§ DATASET EXCERPTS
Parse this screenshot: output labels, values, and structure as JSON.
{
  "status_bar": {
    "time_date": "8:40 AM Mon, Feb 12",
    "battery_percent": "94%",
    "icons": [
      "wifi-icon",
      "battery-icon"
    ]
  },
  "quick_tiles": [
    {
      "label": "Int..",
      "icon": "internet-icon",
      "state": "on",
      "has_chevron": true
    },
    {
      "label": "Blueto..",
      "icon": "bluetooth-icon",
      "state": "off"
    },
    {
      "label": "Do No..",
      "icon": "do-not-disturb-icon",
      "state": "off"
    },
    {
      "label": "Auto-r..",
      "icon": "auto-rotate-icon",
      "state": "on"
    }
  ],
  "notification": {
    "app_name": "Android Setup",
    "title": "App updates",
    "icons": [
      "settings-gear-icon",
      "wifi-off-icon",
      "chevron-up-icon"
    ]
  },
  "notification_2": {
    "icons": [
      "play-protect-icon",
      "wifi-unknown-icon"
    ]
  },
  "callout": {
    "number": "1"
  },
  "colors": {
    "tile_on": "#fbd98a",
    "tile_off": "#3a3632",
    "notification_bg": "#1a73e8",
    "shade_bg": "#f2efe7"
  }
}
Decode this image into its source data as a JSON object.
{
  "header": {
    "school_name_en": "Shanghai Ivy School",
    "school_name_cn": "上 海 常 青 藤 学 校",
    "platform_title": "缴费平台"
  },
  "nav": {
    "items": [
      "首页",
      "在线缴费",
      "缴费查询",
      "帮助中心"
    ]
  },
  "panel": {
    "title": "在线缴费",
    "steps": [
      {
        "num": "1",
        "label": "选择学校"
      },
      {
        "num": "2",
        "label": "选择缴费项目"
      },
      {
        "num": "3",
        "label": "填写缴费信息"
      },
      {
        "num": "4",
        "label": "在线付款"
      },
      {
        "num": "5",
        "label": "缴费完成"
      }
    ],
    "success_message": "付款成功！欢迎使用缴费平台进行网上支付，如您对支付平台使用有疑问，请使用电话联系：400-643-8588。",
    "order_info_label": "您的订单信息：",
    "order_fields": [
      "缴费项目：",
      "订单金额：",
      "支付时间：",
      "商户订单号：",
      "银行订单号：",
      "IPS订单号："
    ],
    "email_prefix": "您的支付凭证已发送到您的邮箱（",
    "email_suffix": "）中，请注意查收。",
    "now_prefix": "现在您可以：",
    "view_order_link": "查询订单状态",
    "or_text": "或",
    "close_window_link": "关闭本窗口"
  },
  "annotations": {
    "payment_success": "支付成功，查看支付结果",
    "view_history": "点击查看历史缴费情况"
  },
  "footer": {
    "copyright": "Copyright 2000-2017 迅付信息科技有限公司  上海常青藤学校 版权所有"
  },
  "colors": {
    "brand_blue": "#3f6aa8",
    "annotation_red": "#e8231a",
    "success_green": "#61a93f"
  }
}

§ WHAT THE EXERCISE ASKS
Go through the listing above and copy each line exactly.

§ OUTPUT OF THE TASK
Parse this screenshot: output labels, values, and structure as JSON.
{
  "status_bar": {
    "time_date": "8:40 AM Mon, Feb 12",
    "battery_percent": "94%",
    "icons": [
      "wifi-icon",
      "battery-icon"
    ]
  },
  "quick_tiles": [
    {
      "label": "Int..",
      "icon": "internet-icon",
      "state": "on",
      "has_chevron": true
    },
    {
      "label": "Blueto..",
      "icon": "bluetooth-icon",
      "state": "off"
    },
    {
      "label": "Do No..",
      "icon": "do-not-disturb-icon",
      "state": "off"
    },
    {
      "label": "Auto-r..",
      "icon": "auto-rotate-icon",
      "state": "on"
    }
  ],
  "notification": {
    "app_name": "Android Setup",
    "title": "App updates",
    "icons": [
      "settings-gear-icon",
      "wifi-off-icon",
      "chevron-up-icon"
    ]
  },
  "notification_2": {
    "icons": [
      "play-protect-icon",
      "wifi-unknown-icon"
    ]
  },
  "callout": {
    "number": "1"
  },
  "colors": {
    "tile_on": "#fbd98a",
    "tile_off": "#3a3632",
    "notification_bg": "#1a73e8",
    "shade_bg": "#f2efe7"
  }
}
Decode this image into its source data as a JSON object.
{
  "header": {
    "school_name_en": "Shanghai Ivy School",
    "school_name_cn": "上 海 常 青 藤 学 校",
    "platform_title": "缴费平台"
  },
  "nav": {
    "items": [
      "首页",
      "在线缴费",
      "缴费查询",
      "帮助中心"
    ]
  },
  "panel": {
    "title": "在线缴费",
    "steps": [
      {
        "num": "1",
        "label": "选择学校"
      },
      {
        "num": "2",
        "label": "选择缴费项目"
      },
      {
        "num": "3",
        "label": "填写缴费信息"
      },
      {
        "num": "4",
        "label": "在线付款"
      },
      {
        "num": "5",
        "label": "缴费完成"
      }
    ],
    "success_message": "付款成功！欢迎使用缴费平台进行网上支付，如您对支付平台使用有疑问，请使用电话联系：400-643-8588。",
    "order_info_label": "您的订单信息：",
    "order_fields": [
      "缴费项目：",
      "订单金额：",
      "支付时间：",
      "商户订单号：",
      "银行订单号：",
      "IPS订单号："
    ],
    "email_prefix": "您的支付凭证已发送到您的邮箱（",
    "email_suffix": "）中，请注意查收。",
    "now_prefix": "现在您可以：",
    "view_order_link": "查询订单状态",
    "or_text": "或",
    "close_window_link": "关闭本窗口"
  },
  "annotations": {
    "payment_success": "支付成功，查看支付结果",
    "view_history": "点击查看历史缴费情况"
  },
  "footer": {
    "copyright": "Copyright 2000-2017 迅付信息科技有限公司  上海常青藤学校 版权所有"
  },
  "colors": {
    "brand_blue": "#3f6aa8",
    "annotation_red": "#e8231a",
    "success_green": "#61a93f"
  }
}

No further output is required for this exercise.